The first minister has paid tribute to the Welsh volunteers who fought for the International Brigade in the Spanish Civil War which began 80 years ago.
About 200 people from Wales helped the elected Republican government fight the fascist forces of General Franco.
Carwyn Jones said he was "honoured" to lay a wreath at the brigade's commemorative stone in Cardiff.
He said it was "a tribute to the many brave men and women who risked all in the fight against fascism".
The Welsh contingent - a third of whom were miners - joined an estimated 45,000 international volunteers from 54 countries who sought to defend the Spanish government against Franco's rebel forces in 1936.
More than 500,000 people died - 33 of them from Wales - during the three-year conflict, about 200,000 of them in combat.
Following his eventual victory in 1939, Franco ruled Spain as a dictator until his death in 1975.
"We must never forget the courage and sacrifice of the International Brigade," Mr Jones said in advance of the memorial event at Cathays Park on Saturday.
"Their determination and valour in support of democracy and liberty is a legacy that will endure."
The commemoration event for the Welsh volunteers has been organised by the GMB union.

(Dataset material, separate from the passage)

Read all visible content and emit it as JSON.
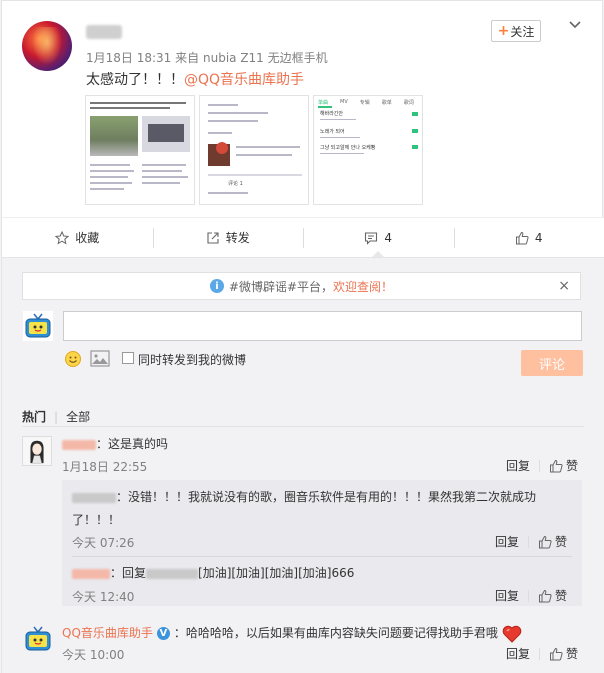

Regional political officer Mike Payne said the event showed Wales "is and always has been a tolerant place to live and work".

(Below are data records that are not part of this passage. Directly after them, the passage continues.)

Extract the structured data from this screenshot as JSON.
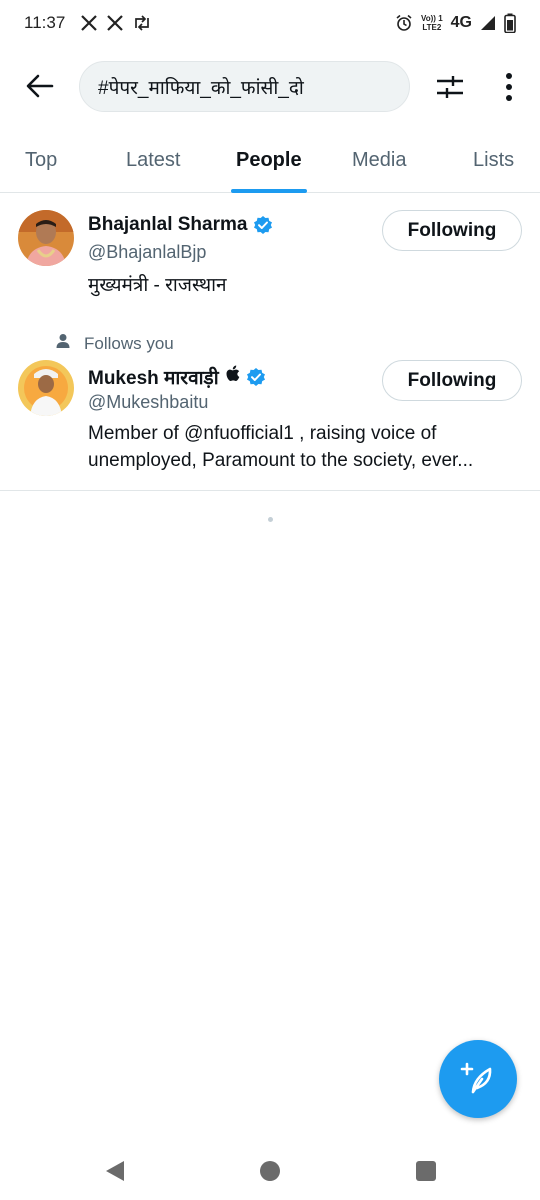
{
  "status_bar": {
    "time": "11:37",
    "volte_line1": "Vo)) 1",
    "volte_line2": "LTE2",
    "network": "4G",
    "notification_icons": [
      "x-logo-icon",
      "x-logo-icon",
      "repost-icon"
    ],
    "system_icons": [
      "alarm-icon",
      "signal-icon",
      "battery-icon"
    ]
  },
  "search": {
    "query": "#पेपर_माफिया_को_फांसी_दो"
  },
  "tabs": [
    {
      "label": "Top",
      "active": false
    },
    {
      "label": "Latest",
      "active": false
    },
    {
      "label": "People",
      "active": true
    },
    {
      "label": "Media",
      "active": false
    },
    {
      "label": "Lists",
      "active": false
    }
  ],
  "users": [
    {
      "name": "Bhajanlal Sharma",
      "handle": "@BhajanlalBjp",
      "bio": "मुख्यमंत्री - राजस्थान",
      "verified": true,
      "follow_label": "Following",
      "follows_you": ""
    },
    {
      "name": "Mukesh मारवाड़ी",
      "handle": "@Mukeshbaitu",
      "bio_line1": "Member of @nfuofficial1 , raising voice of",
      "bio_line2": "unemployed, Paramount to the society, ever...",
      "verified": true,
      "follow_label": "Following",
      "follows_you": "Follows you"
    }
  ],
  "colors": {
    "accent": "#1d9bf0",
    "text_primary": "#0f1419",
    "text_secondary": "#536471",
    "divider": "#e1e6e8"
  },
  "icons": {
    "back": "arrow-left-icon",
    "filter": "sliders-icon",
    "more": "vertical-dots-icon",
    "compose": "feather-plus-icon",
    "nav": [
      "back-triangle-icon",
      "home-circle-icon",
      "recents-square-icon"
    ]
  }
}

He claimed since the vote for Brexit the "political discourse" in the UK had "not been in keeping with our firmly-held principles of liberty and democracy".

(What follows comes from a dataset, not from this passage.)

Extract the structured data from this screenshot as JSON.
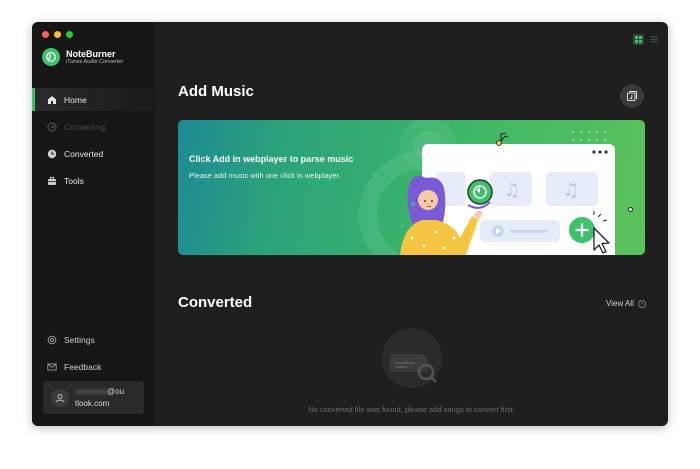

"Wales has always been outward facing and has always taken its international responsibilities seriously," Mr Payne said.
"The sacrifices and the courage of those men and women who left Wales to fight against a fascist dictator in Spain are an example of this."